Records to use START

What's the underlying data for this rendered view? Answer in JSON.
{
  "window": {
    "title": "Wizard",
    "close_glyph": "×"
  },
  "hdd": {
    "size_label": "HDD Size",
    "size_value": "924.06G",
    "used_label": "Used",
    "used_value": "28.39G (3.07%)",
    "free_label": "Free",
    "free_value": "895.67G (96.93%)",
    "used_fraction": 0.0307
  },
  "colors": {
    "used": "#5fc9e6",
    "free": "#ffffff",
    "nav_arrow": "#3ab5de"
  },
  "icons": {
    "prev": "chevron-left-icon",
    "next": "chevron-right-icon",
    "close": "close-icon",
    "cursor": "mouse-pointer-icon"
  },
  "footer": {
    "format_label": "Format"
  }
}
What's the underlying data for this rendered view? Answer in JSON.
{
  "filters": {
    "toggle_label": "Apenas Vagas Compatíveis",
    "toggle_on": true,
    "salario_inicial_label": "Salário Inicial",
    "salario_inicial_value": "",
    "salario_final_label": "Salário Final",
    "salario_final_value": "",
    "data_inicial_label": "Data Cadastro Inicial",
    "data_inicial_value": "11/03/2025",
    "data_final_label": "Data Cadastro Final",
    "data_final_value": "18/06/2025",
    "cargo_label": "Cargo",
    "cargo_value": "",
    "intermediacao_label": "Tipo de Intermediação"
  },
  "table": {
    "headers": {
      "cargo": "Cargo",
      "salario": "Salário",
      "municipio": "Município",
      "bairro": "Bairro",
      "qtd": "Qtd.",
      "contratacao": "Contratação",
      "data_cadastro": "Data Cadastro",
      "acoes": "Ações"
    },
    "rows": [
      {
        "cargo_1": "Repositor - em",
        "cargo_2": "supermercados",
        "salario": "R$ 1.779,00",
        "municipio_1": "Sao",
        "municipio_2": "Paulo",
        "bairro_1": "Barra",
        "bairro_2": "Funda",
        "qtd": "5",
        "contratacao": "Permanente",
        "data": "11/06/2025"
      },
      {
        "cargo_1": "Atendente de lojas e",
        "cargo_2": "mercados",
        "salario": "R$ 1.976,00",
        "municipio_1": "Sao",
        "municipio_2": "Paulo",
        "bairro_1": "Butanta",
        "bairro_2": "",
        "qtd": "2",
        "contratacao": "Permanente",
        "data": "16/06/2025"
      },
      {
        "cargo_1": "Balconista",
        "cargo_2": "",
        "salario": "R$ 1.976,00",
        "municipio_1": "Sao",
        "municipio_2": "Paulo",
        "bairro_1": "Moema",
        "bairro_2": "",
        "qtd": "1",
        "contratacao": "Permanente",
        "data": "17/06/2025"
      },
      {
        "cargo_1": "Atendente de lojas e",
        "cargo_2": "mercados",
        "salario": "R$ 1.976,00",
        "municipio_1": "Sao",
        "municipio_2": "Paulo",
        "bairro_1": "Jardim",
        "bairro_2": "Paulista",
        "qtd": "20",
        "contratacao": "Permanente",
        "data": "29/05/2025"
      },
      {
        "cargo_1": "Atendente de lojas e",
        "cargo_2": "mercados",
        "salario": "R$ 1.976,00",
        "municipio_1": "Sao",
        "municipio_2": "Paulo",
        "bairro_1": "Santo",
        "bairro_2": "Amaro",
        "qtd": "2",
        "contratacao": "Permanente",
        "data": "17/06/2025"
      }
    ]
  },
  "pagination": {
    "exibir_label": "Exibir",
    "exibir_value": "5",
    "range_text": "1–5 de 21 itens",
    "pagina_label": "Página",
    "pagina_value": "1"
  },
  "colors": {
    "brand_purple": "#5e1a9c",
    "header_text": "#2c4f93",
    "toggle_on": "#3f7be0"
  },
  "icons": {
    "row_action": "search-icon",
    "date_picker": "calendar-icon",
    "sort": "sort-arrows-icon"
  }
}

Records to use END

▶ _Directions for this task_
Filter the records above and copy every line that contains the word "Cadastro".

▶ _Completed task_
    "data_inicial_label": "Data Cadastro Inicial",
    "data_final_label": "Data Cadastro Final",
      "data_cadastro": "Data Cadastro",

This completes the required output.